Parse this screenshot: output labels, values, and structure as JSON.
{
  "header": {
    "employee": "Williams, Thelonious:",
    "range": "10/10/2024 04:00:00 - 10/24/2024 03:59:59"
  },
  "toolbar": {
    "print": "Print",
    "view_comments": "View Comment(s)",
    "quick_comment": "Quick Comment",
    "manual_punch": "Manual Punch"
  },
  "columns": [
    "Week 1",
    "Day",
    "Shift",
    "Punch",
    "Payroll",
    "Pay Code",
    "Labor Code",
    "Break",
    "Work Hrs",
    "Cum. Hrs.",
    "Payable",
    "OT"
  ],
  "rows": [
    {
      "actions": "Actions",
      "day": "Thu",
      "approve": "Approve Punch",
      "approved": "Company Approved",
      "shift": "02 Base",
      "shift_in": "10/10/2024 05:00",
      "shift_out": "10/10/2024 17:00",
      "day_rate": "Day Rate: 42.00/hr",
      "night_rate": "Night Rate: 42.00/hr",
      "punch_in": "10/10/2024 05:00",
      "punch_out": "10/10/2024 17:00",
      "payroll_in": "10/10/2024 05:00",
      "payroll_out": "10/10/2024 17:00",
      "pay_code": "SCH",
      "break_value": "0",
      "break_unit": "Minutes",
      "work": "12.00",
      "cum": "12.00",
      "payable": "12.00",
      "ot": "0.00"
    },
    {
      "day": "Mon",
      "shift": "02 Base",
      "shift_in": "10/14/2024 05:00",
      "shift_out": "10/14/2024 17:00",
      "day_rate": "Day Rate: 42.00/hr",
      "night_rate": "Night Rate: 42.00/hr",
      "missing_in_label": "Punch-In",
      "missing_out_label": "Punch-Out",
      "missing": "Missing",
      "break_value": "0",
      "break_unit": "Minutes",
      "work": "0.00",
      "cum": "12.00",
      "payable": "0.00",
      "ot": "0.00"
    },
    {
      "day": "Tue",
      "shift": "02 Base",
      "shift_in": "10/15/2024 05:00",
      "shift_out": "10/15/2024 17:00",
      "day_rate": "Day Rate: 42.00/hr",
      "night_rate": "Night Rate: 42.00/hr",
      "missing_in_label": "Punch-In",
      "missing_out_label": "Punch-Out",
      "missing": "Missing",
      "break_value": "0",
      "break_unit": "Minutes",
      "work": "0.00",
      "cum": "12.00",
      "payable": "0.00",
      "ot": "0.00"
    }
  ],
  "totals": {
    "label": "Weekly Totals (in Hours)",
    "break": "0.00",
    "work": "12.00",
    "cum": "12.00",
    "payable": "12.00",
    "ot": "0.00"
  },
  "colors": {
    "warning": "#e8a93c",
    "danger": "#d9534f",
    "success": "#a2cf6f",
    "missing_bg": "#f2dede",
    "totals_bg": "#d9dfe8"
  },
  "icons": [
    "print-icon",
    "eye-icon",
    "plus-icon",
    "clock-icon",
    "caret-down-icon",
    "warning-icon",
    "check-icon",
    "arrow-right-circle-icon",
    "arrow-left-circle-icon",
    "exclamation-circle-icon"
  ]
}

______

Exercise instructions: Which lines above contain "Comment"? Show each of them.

Response for this exercise:
    "view_comments": "View Comment(s)",
    "quick_comment": "Quick Comment",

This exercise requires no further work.